Students currently repay their student ‘debt’ through a ‘loan’ system. Money saving expert Martin Lewis has campaigned to change the way we talk about student fees, as he believes it creates confusion around how the repayment system works.
He has met with politician Philip Augar to push for fairness and better communication from the government. As a result, a new report (called the Augar report) has been released, proposing changes to the way students repay their tuition fees.
How does this affect you?
In a nutshell, the changes include:
Parental contribution will be made clear
In other words, if your kids are starting university, you’ll see exactly how much you’ll be expected to pay to support them.
Previously, it wasn’t made clear that parents had to contribute at all. If you have a higher household income, your child’s grant would be lower – as it’d be expected that you’d contribute more to support them. Now it’ll clearly show what you owe as parents, which could avoid any confusion or difficulty.
Loans renamed as ‘Student contribution’
The term ‘loan’ has often led to confusion, as many students believe they need to clear their debt as a priority when they leave university.
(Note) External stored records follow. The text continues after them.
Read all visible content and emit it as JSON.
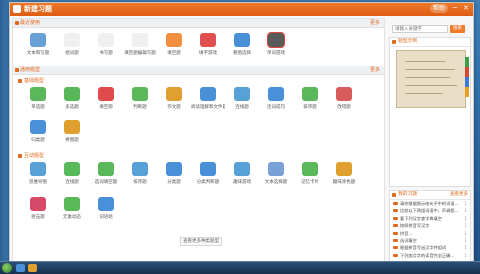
{
  "window": {
    "title": "新建习题",
    "help_label": "帮助",
    "min": "─",
    "close": "✕"
  },
  "recent_section": {
    "title": "最近使用",
    "more": "更多"
  },
  "recent_tiles": [
    {
      "label": "文本和写题",
      "icon": "vol-icon",
      "color": "#6aa0d8"
    },
    {
      "label": "组词题",
      "icon": "word-icon",
      "color": "#f0f0f0"
    },
    {
      "label": "书写题",
      "icon": "write-icon",
      "color": "#f0f0f0"
    },
    {
      "label": "填空题编辑写题",
      "icon": "edit-icon",
      "color": "#f0f0f0"
    },
    {
      "label": "填空题",
      "icon": "blocks-icon",
      "color": "#f09040"
    },
    {
      "label": "填字游戏",
      "icon": "grid-icon",
      "color": "#e05050"
    },
    {
      "label": "看图选择",
      "icon": "abc-icon",
      "color": "#4a90d8"
    },
    {
      "label": "单词游戏",
      "icon": "game-icon",
      "color": "#5a5a5a"
    }
  ],
  "common_section": {
    "title": "通用题型",
    "more": "更多"
  },
  "basic_label": "基础题型",
  "basic_row1": [
    {
      "label": "单选题",
      "icon": "single-choice-icon",
      "color": "#58b85a"
    },
    {
      "label": "多选题",
      "icon": "multi-choice-icon",
      "color": "#58b85a"
    },
    {
      "label": "填空题",
      "icon": "question-icon",
      "color": "#e04a4a"
    },
    {
      "label": "判断题",
      "icon": "judge-icon",
      "color": "#58b85a"
    },
    {
      "label": "作文题",
      "icon": "pen-icon",
      "color": "#e0a030"
    },
    {
      "label": "阅读理解和文件题",
      "icon": "check-grid-icon",
      "color": "#4a90d8"
    },
    {
      "label": "连线题",
      "icon": "link-icon",
      "color": "#58a0d8"
    },
    {
      "label": "连词成句",
      "icon": "font-icon",
      "color": "#4a90d8"
    },
    {
      "label": "排序题",
      "icon": "sort-icon",
      "color": "#58b85a"
    },
    {
      "label": "改错题",
      "icon": "error-icon",
      "color": "#d85a5a"
    }
  ],
  "basic_row2": [
    {
      "label": "归类题",
      "icon": "bar-chart-icon",
      "color": "#4a90d8"
    },
    {
      "label": "拼图题",
      "icon": "puzzle-icon",
      "color": "#e0a030"
    }
  ],
  "interactive_label": "互动题型",
  "interactive_row": [
    {
      "label": "思维导图",
      "icon": "mindmap-icon",
      "color": "#58a0d8"
    },
    {
      "label": "连线题",
      "icon": "connect-icon",
      "color": "#58b85a"
    },
    {
      "label": "选词填空题",
      "icon": "abc-choose-icon",
      "color": "#58b85a"
    },
    {
      "label": "排序题",
      "icon": "order-icon",
      "color": "#58a0d8"
    },
    {
      "label": "分类题",
      "icon": "ab-icon",
      "color": "#4a90d8"
    },
    {
      "label": "分类判断题",
      "icon": "help-icon",
      "color": "#4a90d8"
    },
    {
      "label": "趣味游戏",
      "icon": "cloud-abc-icon",
      "color": "#58a0d8"
    },
    {
      "label": "文本选择题",
      "icon": "text-select-icon",
      "color": "#7aa0d8"
    },
    {
      "label": "记忆卡片",
      "icon": "card-icon",
      "color": "#58b85a"
    },
    {
      "label": "趣味涂色题",
      "icon": "paint-icon",
      "color": "#e0a030"
    }
  ],
  "interactive_row2": [
    {
      "label": "射击题",
      "icon": "target-icon",
      "color": "#d84a6a"
    },
    {
      "label": "元素动态",
      "icon": "shapes-icon",
      "color": "#58b85a"
    },
    {
      "label": "词语组",
      "icon": "network-icon",
      "color": "#4a90d8"
    }
  ],
  "more_button": "查看更多种类题型",
  "search": {
    "placeholder": "请输入关键字",
    "button": "搜索"
  },
  "preview": {
    "title": "题型示例",
    "edit": "编辑",
    "confirm": "确定"
  },
  "recent_panel": {
    "title": "我的习题",
    "more": "查看更多",
    "items": [
      {
        "text": "请你根据图示给句子中的词语…",
        "count": "1"
      },
      {
        "text": "比较以下两组词语中，声调相…",
        "count": "1"
      },
      {
        "text": "看下列汉字查字典填空",
        "count": "1"
      },
      {
        "text": "按照拼音写汉字",
        "count": "1"
      },
      {
        "text": "拼音…",
        "count": "1"
      },
      {
        "text": "选词填空",
        "count": "1"
      },
      {
        "text": "根据拼音写出汉字并组词",
        "count": "1"
      },
      {
        "text": "下列加点字的读音完全正确…",
        "count": "1"
      }
    ]
  }
}
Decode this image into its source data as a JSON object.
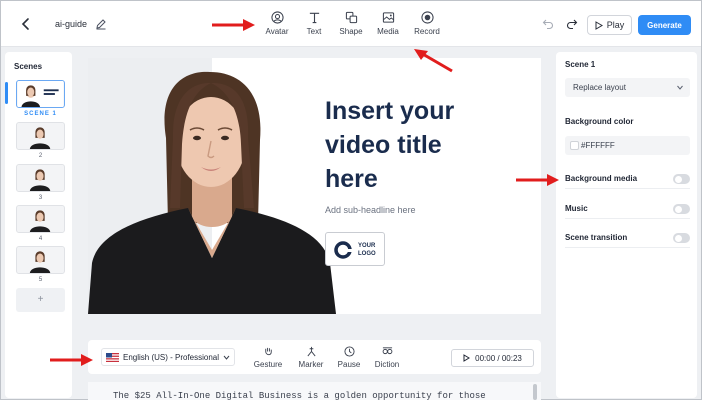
{
  "toolbar": {
    "project_name": "ai-guide",
    "tools": [
      {
        "label": "Avatar",
        "icon": "avatar-icon"
      },
      {
        "label": "Text",
        "icon": "text-icon"
      },
      {
        "label": "Shape",
        "icon": "shape-icon"
      },
      {
        "label": "Media",
        "icon": "media-icon"
      },
      {
        "label": "Record",
        "icon": "record-icon"
      }
    ],
    "play_label": "Play",
    "generate_label": "Generate"
  },
  "scenes": {
    "title": "Scenes",
    "items": [
      {
        "label": "SCENE 1",
        "active": true
      },
      {
        "label": "2",
        "active": false
      },
      {
        "label": "3",
        "active": false
      },
      {
        "label": "4",
        "active": false
      },
      {
        "label": "5",
        "active": false
      }
    ],
    "add_label": "+"
  },
  "canvas": {
    "title": "Insert your\nvideo title\nhere",
    "subtitle": "Add sub-headline here",
    "logo_text": "YOUR\nLOGO"
  },
  "controls": {
    "language": "English (US) - Professional",
    "tools": [
      {
        "label": "Gesture",
        "icon": "gesture-icon"
      },
      {
        "label": "Marker",
        "icon": "marker-icon"
      },
      {
        "label": "Pause",
        "icon": "pause-clock-icon"
      },
      {
        "label": "Diction",
        "icon": "diction-icon"
      }
    ],
    "time": "00:00 / 00:23",
    "script": "The $25 All-In-One Digital Business is a golden opportunity for those"
  },
  "right_panel": {
    "scene_title": "Scene 1",
    "layout_label": "Replace layout",
    "bg_color_label": "Background color",
    "bg_color_value": "#FFFFFF",
    "rows": [
      {
        "label": "Background media",
        "on": false
      },
      {
        "label": "Music",
        "on": false
      },
      {
        "label": "Scene transition",
        "on": false
      }
    ]
  },
  "colors": {
    "accent": "#2f8cf5",
    "annotation_arrow": "#e11d1d",
    "title_text": "#1a2c4d"
  }
}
In reality, what students repay will depend entirely on how much they earn. Currently, graduates who earn over £25,725 will contribute 9% of their salary for up to 30 years. Then, the ‘debt’ is wiped away if it hasn’t been paid off within that time.
Renaming student loans as ‘contributions’ will help to reduce any confusion and will better reflect the repayment system.
Timeframe extended to 40 years
The Augar report has proposed that student ‘debt’ will be wiped away after 40 years instead of 30.
This means that students will likely end up repaying more of the total cost of the loan, although it’s still predicted that only 1 in 5 will manage to clear the total cost before they reach the age of fifty.
Tuition fees could be dropped to £7,500
The maximum yearly fee of £9,250 a year will drop to £7,500 a year.
Martin Lewis has described this as a ‘psychological change’, as it’ll only impact you if you actually pay off the total cost within 40 years – which many won’t.
If you’re already a graduate, you won’t be affected by any of these rules. These will only take effect from 2020/21 onwards and you won’t be reimbursed any costs if you’ve already been to university.
Disclaimer: All information and links are correct at the time of publishing.